Dataset entries
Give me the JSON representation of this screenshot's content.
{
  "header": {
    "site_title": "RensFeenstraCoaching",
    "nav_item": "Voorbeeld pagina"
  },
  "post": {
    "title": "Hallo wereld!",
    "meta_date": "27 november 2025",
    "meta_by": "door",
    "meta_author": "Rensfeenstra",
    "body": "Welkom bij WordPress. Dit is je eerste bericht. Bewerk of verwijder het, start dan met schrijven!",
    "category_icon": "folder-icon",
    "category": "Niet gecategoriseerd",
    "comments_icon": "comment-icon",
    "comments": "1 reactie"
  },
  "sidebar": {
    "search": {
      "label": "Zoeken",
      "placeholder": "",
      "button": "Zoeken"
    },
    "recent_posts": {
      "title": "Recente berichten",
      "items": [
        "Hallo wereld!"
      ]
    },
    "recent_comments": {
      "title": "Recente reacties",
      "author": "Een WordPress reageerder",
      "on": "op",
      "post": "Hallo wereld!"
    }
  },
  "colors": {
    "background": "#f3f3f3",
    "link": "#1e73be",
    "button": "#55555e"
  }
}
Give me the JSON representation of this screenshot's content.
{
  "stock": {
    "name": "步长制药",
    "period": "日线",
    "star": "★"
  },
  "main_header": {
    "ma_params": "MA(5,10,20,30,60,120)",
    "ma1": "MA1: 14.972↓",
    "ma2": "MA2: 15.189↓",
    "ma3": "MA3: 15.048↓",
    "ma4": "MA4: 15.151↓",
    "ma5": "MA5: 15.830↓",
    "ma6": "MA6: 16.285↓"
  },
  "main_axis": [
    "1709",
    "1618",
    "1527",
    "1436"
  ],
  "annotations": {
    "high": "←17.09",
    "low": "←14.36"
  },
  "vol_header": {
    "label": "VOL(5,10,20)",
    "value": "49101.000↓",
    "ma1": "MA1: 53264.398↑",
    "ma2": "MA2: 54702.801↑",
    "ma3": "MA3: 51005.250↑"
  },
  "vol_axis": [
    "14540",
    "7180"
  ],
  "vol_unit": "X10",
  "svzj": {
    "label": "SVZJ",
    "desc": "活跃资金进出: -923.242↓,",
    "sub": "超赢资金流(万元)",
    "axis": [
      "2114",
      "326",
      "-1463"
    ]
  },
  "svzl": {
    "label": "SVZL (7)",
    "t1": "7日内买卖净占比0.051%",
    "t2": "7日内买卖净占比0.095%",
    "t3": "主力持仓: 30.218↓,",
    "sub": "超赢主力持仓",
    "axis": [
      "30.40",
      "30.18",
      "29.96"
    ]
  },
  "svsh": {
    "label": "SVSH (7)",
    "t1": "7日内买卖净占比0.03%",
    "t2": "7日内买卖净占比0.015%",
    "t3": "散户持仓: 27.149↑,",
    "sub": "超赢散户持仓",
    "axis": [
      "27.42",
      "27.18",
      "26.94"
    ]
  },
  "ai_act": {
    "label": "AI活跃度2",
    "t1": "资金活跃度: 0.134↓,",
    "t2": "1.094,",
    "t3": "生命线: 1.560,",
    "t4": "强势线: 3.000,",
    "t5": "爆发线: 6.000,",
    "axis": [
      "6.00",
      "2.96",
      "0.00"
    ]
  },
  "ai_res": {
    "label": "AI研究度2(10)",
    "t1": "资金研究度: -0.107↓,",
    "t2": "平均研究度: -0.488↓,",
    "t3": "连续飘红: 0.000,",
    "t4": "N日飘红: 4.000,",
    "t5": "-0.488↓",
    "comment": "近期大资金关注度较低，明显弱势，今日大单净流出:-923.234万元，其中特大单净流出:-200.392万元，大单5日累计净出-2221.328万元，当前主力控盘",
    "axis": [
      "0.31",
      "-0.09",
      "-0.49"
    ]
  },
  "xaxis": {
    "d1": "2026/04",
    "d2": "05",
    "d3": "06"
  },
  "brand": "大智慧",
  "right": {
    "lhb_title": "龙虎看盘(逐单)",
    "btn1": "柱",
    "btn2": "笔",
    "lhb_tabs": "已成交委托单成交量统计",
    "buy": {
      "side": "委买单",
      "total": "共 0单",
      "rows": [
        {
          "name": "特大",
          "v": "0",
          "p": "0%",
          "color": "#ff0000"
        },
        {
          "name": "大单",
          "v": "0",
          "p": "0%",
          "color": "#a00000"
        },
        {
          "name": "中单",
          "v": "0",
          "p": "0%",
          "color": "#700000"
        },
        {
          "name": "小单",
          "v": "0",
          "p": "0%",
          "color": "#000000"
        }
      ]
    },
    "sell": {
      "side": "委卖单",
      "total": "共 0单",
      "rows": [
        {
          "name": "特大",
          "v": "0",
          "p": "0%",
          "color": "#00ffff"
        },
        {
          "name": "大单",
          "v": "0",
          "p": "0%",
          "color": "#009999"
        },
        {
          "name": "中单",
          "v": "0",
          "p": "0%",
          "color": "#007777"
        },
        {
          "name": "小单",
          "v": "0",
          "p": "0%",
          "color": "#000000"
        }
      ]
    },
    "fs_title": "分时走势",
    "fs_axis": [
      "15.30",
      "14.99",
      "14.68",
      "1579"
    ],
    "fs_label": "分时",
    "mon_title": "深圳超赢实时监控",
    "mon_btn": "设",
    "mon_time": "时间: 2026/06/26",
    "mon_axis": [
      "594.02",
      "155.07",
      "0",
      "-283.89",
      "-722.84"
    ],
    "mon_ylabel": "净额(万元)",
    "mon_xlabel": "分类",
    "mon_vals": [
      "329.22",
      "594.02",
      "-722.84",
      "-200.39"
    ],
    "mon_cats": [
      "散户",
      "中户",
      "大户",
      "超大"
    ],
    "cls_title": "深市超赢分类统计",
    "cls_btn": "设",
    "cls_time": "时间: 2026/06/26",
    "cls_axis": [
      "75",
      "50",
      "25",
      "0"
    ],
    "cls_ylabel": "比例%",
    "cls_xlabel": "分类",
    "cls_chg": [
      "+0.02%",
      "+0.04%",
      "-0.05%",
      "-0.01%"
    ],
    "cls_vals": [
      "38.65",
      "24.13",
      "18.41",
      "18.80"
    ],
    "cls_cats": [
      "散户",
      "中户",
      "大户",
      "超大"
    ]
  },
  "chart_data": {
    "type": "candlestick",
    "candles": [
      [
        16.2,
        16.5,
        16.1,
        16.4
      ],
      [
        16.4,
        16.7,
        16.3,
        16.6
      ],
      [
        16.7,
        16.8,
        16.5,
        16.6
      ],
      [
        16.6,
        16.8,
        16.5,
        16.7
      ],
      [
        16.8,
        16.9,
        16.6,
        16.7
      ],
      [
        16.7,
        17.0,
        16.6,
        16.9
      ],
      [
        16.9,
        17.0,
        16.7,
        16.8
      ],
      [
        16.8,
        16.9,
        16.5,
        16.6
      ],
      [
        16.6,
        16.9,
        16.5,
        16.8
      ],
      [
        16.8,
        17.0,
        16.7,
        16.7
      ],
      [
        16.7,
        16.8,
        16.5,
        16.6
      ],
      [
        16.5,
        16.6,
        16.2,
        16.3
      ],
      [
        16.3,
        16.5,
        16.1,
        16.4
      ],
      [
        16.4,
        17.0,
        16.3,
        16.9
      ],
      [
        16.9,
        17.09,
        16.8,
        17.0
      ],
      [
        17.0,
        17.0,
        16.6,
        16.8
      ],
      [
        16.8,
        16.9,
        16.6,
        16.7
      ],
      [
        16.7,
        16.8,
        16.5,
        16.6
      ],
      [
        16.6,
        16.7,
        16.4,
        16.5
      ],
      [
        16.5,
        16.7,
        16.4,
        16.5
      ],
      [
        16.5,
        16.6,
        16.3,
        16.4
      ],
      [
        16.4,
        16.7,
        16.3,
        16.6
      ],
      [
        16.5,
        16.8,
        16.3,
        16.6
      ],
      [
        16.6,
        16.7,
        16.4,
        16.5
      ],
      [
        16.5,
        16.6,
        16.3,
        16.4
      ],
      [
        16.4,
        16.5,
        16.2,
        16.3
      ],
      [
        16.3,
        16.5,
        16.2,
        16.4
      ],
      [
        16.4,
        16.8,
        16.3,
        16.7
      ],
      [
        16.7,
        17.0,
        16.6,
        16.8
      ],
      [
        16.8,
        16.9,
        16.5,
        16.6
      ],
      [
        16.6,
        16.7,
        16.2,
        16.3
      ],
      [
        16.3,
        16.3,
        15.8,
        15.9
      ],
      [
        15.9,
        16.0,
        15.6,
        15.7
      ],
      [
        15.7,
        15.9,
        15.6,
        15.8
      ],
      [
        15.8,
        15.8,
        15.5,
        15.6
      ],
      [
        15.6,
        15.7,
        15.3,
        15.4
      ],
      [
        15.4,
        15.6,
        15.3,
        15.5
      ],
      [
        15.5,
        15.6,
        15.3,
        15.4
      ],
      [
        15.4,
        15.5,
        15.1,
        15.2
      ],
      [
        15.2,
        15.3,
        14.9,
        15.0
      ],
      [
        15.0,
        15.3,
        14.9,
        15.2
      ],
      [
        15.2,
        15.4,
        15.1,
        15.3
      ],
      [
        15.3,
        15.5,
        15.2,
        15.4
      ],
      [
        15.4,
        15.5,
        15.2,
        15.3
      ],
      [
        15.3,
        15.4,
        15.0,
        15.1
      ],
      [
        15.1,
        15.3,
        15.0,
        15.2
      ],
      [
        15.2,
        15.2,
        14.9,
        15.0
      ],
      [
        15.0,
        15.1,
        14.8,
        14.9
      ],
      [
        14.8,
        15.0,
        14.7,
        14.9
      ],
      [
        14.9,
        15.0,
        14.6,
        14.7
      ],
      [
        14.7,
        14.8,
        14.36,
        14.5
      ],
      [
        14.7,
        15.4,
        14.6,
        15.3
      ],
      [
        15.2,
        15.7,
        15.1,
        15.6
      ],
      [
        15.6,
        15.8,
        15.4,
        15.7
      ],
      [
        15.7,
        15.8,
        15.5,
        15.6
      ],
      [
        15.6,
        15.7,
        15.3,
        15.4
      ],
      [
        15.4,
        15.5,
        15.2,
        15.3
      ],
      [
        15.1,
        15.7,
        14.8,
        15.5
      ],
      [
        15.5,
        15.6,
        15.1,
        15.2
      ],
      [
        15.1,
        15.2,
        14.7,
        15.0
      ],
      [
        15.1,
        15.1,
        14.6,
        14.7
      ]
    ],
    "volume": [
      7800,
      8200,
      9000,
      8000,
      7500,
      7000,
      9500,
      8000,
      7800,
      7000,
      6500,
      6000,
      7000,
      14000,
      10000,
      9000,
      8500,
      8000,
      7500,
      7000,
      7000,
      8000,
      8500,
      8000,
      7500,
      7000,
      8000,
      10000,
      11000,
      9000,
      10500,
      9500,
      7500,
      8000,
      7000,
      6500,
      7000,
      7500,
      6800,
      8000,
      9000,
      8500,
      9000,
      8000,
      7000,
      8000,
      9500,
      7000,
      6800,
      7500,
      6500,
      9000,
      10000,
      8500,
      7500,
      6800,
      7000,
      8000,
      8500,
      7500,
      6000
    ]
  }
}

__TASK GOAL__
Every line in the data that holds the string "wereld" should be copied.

__ANSWER SECTION__
    "title": "Hallo wereld!",
        "Hallo wereld!"
      "post": "Hallo wereld!"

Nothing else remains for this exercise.